The Power of Stories: a Video by da-AL

photo of da AL


Here, in another of my Toastmasters speeches, I talk about the importance of fiction. “The Power of Stories” is a subject that’s dear to me, in this time when people only read how-to. Fiction makes us more empathetic, smarter, and creative. It makes us better people …


Albert Einstein was asked how to make children intelligent. He replied, “Read them fairy tales. If you want them to be more intelligent, read them more fairy tales.”


By intelligent, he meant beyond good grades and paychecks. He spoke of our becoming human beings, not merely human doings.

Imagine that in this video, my white sweater hood is red, that covering my head with it transforms me…

That an ordinary plastic bag is a wicker basket filled with fresh baked cinnamon rolls, and that when I hold my fingers to my lips, I’m licking the stickiness of honey. Under my feet, a forest of spicy pine needles and earthy wetness crunches to mingle with the sweet scents.

Imagine that beyond trees ahead, sound the yips of what might be new puppies that she’s adopted.
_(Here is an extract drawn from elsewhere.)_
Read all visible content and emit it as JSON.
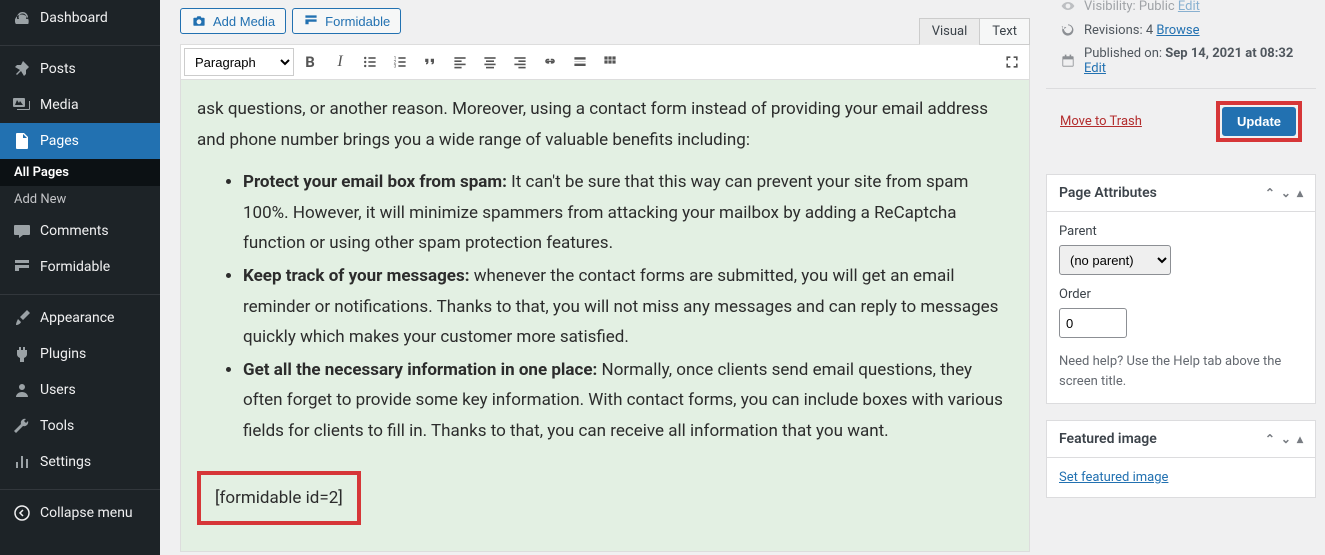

The nearer we get, however, the more our skin tingles with panic.

Okay — a different scenario — when I rip paper into strips and place them before us on a pretend version of an oak table in an imaginary one-room log cabin, the scraps represent three sizes of bowls of porridge. When I toss paperclips about, they double as tufts of greasy brown fluff. The chairs we sit on are three varying sizes of them chairs, one broken to bits.

When we shut our eyes, warm steam rises from the bowls. We inhale the delicious scents of melted butter and hot maple syrup. Cold air rushes about our ears from an open door to the outside. We look around and discover that the prior inhabitants left in a rush.

Okay — now scratch both stories, and we’re back to reality.

Was either tale familiar to you? When you were quite young, did you hear, read, or tell the stories of “Little Red Riding Hood,” and of “The Three Bears”?

Imagining is a muscle — as essential to flex, deepen, and expand as it is to eat well, exercise, and think positively. Fiction helps us become better in every way.

If there exist cultures that don’t value the power of stories, I’m not aware of them. Most people I know barely read, and when they do, its non-fiction — spiritual, how-to, self-help, work facts, or textbooks. They say they don’t have time for novels or shorter stories.

If people understood the value of fiction, they would make time for it. As a former journalist, I know facts are important. As a reader and a novelist, I also know the unparalleled power of fiction. Facts help us become productive. Fiction helps us make sense of life. Fine literary fiction transports us into imaginary shoes, times, and places. We become more human. We take the time to value fun.

The best stories, it has been said, are those that make us cry as well as laugh.

Do you allow yourself time to read fiction?

Guest Blog Post: “How to make rational decisions while keeping your mind clear?” in Jeyran’s exact words

Ever feel too overwhelmed to make wise choices? Jeyran, who has a great book review blog, shares her tips here (at da-AL’s) for staying sane…

Albert Eistein photo and quote

How to make rational decisions while keeping your mind clear?

Here are a few tips and points that may help you when the time comes.

Pause and reflect

Many people like to prepare and plan and some like to be fast and respond to situations immediately. This can sometimes work both ways. Both traits are good to have but when you want to make a rational decision with a clear, unbiased mind, then pondering on the subject may be the better way to go about it.

Do Not Respond to Negative Energy and Criticism

There is a difference between negative criticism and constructive criticism. The moment you respond to negative criticism, you are biting the hook. These people are trying to hook you and get your attention. As soon as you respond, you are feeding the negativity. Other negative energies feed on this response and surround you as well. You have then become the “feeder.” It is important to remember that what you focus on in life is what you get. If you want less negativity, then it’s important to ignore it. As time goes by, it will go away or will reduce substantially. Don’t allow the negativity to over shadow what is important.

Make a Chart

Write down the pros and cons of the situation and try not to overreact to it before you have sat down and thoroughly thought about the issue. Try to be logical and have an open mind towards filling out your chart.

The process of making a rational decision is by using logic, objectivity and analysis over the subject matter. Therefore formulate your goal, identify the criteria, leave yourself some alternatives, make a chart and then you are able to make your final decision.

Thanks, Jeyran, for sharing your wisdom!